We live in a short-attention-span culture which can make focusing a challenge, especially for growing minds. Social media, text messages and TV adverts are just a few digital noise distractions competing for our attention every day. It ‘ s no wonder mindfulness has become so popular. But it ‘ s not just for adults, this gentle practice is known to help children concentrate better and improve emotional well-being.
What is mindfulness?
Mindfulness is the opposite of multi-tasking. It is the method of bringing our attention to the present moment in an accepting, non-judgemental way while accepting our feelings and thoughts. Children receive the most benefit from it because their brains and bodies are still developing. Mindfulness promotes skills like focus and cognitive control, which take place in the prefrontal cortex of the brain. This calming habit allows children and teens to focus beyond distractions and cope better with daily frustrations.
How to encourage mindfulness at home
Like most things in life, the more you practice something, the better you ‘ ll get at it. The best way to teach is to learn. Mindfulness doesn ‘ t happen overnight; it ‘ s a skill that takes time to develop. When you adopt a mindful practice yourself (even if it ‘ s just for a few minutes a day), your child may be more willing to give it a try.
You could start by sitting together and sharing how you practice mindfulness. For instance, give some examples of how you redirected thoughts and ask your little one to share one of their own experiences. This way, you ‘ ll be learning from each other and fostering a supportive daily habit.
Mindfulness activity ideas
- ‘Colour ‘ your feelings on paper using a variety of crayons or pencils.
- Tense different muscles in your body by squeezing for five seconds and slowly letting go.
- Eat a ‘mindful ‘ snack.
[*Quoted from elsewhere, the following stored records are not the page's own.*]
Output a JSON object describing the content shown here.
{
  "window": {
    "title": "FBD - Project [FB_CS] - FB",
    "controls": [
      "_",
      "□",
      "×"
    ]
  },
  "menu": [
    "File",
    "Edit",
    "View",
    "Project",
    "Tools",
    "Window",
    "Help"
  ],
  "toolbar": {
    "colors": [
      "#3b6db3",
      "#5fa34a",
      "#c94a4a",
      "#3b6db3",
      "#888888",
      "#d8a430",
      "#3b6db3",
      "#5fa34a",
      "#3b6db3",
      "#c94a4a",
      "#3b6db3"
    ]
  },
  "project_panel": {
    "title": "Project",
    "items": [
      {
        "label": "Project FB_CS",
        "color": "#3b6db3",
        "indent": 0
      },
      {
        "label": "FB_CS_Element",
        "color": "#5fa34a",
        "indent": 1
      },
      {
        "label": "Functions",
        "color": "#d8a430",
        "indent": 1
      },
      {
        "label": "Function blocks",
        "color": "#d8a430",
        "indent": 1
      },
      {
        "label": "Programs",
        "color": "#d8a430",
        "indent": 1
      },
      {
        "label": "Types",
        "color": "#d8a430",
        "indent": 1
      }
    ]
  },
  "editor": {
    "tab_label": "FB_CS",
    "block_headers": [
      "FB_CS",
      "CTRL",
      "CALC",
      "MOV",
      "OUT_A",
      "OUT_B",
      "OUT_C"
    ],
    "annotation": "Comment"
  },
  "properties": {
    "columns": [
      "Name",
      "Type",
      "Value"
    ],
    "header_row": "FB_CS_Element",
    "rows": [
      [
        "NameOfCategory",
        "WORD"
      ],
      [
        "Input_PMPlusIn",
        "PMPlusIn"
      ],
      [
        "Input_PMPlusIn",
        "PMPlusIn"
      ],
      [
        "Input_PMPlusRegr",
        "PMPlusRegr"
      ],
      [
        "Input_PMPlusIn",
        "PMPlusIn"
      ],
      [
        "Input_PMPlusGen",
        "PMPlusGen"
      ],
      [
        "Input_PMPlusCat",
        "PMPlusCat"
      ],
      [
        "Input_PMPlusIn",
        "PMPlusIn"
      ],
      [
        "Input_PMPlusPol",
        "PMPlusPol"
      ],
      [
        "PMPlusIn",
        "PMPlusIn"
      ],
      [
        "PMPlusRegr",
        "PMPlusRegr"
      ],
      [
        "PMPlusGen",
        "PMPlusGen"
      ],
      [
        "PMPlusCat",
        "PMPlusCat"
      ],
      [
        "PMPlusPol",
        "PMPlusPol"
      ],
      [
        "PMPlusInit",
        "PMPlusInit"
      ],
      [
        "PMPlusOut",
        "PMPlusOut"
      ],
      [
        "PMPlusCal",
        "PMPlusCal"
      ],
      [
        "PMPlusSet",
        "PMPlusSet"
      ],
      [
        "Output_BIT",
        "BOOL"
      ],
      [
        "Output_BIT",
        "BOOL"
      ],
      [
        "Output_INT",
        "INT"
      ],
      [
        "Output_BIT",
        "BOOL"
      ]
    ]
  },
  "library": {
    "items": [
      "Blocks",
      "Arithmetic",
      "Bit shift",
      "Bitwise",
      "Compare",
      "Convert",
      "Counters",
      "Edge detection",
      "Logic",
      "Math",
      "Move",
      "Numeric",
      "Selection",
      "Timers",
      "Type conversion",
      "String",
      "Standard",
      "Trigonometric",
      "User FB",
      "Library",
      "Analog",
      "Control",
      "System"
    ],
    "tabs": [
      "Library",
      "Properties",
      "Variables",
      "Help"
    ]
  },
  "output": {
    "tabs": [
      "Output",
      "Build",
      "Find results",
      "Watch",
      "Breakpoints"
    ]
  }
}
Talk about the texture, smell, and taste. (This is also a great time for them to take their Vital Brain Health and Concentration vitamin!)
- Try a short, playful guided meditation together.
- Take a mindful walk and point out sounds and sights along the way.